That is a sad story. but hay :) thanks for visiting my blog :)

DWei said...

As nice as it would be to think that these shootings wouldn't happen again they will.

That's like hoping that war or crime will end but that's unlikely to happen within our lifetimes.

Geeks Paradise said...

The recent shootings have been heartbreaking. I am from a town where one of the first big school shootings happened many years ago. No matter how many times it happens, it never gets easier to deal with.

Inger said...

Hi again and thanks for stopping by and leaving a comment. Reading this post again, it is very powerful and thought provoking. As we now know, it has happened again, it happens every day, but not to this extent. They say guns don't kill, people do and while this is true, people with guns kill a lot more people than people without guns. I think it is around 86 per day in the US. Will you post something soon?

LynNerdKelley said...

Hello Munir! How are you doing? I agree that young people need someone they can talk to. Everyone does.
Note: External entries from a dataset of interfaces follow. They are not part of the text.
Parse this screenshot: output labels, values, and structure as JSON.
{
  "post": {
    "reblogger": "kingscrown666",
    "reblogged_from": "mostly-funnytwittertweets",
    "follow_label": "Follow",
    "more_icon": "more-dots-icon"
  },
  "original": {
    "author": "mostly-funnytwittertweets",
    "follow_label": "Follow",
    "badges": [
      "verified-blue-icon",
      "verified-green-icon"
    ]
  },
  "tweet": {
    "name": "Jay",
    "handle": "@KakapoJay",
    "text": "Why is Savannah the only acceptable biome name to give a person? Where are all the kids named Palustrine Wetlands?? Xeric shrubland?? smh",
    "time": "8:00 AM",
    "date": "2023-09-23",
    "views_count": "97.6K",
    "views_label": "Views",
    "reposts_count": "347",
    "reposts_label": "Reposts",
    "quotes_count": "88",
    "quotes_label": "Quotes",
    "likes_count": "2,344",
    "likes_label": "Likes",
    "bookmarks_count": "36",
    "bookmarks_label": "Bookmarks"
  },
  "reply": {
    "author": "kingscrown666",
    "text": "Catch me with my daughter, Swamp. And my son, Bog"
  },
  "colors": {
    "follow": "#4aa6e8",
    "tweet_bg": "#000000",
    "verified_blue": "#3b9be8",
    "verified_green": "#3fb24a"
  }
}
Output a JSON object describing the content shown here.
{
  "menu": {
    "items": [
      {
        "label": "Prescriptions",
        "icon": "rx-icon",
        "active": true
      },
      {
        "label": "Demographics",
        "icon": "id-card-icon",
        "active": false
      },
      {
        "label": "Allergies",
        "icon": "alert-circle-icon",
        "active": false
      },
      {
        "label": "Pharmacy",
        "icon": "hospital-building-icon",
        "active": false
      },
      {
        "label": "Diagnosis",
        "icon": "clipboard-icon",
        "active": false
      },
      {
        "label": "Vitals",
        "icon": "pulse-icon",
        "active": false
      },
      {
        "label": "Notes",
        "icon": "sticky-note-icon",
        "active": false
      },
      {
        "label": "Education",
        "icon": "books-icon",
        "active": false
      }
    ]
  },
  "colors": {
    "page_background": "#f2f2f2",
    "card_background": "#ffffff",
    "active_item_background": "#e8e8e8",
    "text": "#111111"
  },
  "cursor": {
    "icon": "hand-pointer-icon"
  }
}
There are so many unhappy people in the world. It's so easy to get mad at a cranky, grouchy clerk or others we run into, but we have no idea what they're dealing with in their personal lives. Blowing up at them or being rude back just compounds the problem. It's good to remind ourselves (I'm guilty, too) to stop and think first before saying something we might regret. Kindness goes a long way. Take care!

Sharon K. Mayhew said...

I totally agree that we have to continue to parent even though our kids think they are grown up. If we are capable of reaching out to other kids and helping them it is important to do so. I "parent" lots of my former students on facebook and through emails. (I moved away from them.) I had some amazing women in my community that parented me.

Great post!!!

Life 101 said...

Ah, looks a lot like Maslow's Hierarchy of Needs. I studied about this in college.

Adam said...

They never covered the pyramid when I was in school.

LynNerdKelley said...

Hello Munir! Thank you, dear friend, for visiting my blog and helping me celebrate my big day! Take care.